August 21st, 2014

I’m a spot in the stable where horses will stay;
A malfunction in engines that causes dismay;
I’m a space in the rest room; deliberate delay;
And a seat near the choir where clergy can pray.

Who am I?

UPDATE: Riddle solved by Jason. See comments for answer.

The End

Thursday Morning Riddle

August 14th, 2014

I’m the wood of a trunk when you cut down a tree;
To accrue flying hours for pilots-to-be;
If your sleep has gone deep, then you’re sleeping like me;
And in natural states, I’ve a base set to e.

Who am I?

UPDATE: Riddle solved by Asher. See comments for answer.

The End

Thursday Morning Riddle

August 7th, 2014

I am dragging your feet; I’m a step used in tap;
I’m to randomize cards; I’m a Super Bowl rap;
I’m the smallest of iPods; mix songs in the app;
And a daily routine for that Party Rock chap.

Who am I?

UPDATE: Riddle solved by Asher. See comments for answer.

The End

Thursday Morning Riddle

July 31st, 2014

I’m the songs in a show; I help painters prosaic;
The mob’s betting racket; the fourth book Mosaic;
The terms’ coefficients in strings algebraic;
And Apple’s own app for all things formulaic.

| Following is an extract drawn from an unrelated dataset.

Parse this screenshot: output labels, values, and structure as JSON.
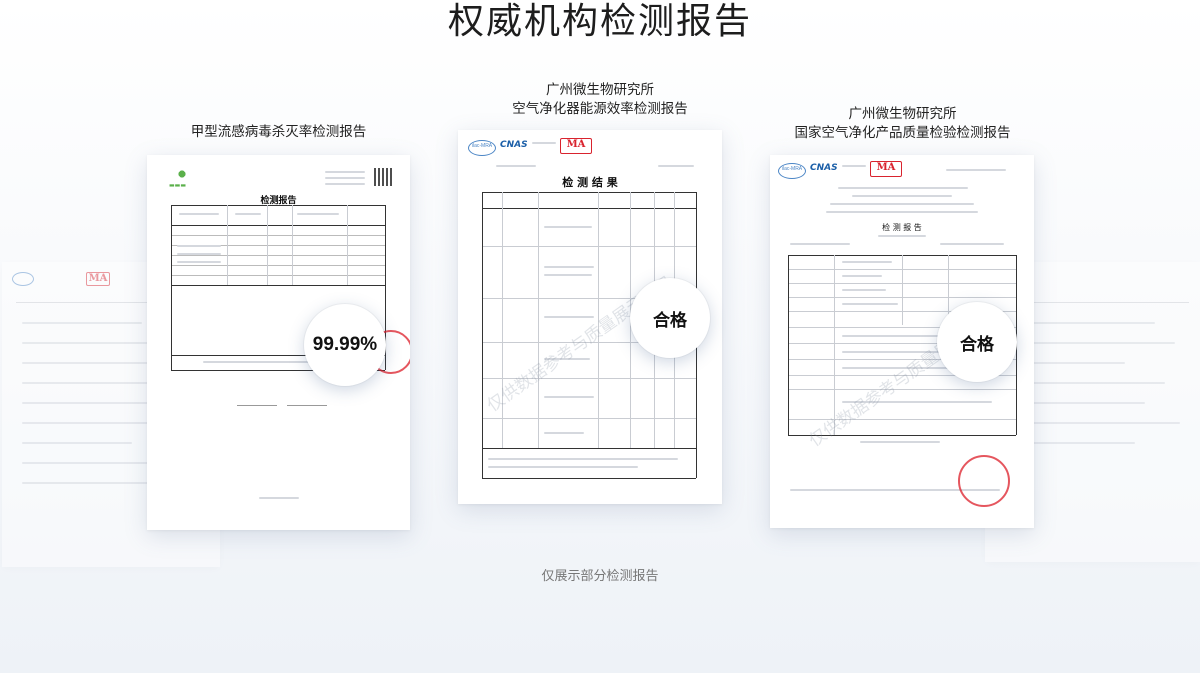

Who am I?

UPDATE: Riddle solved by Bronx Richie. See comments for answer.

The End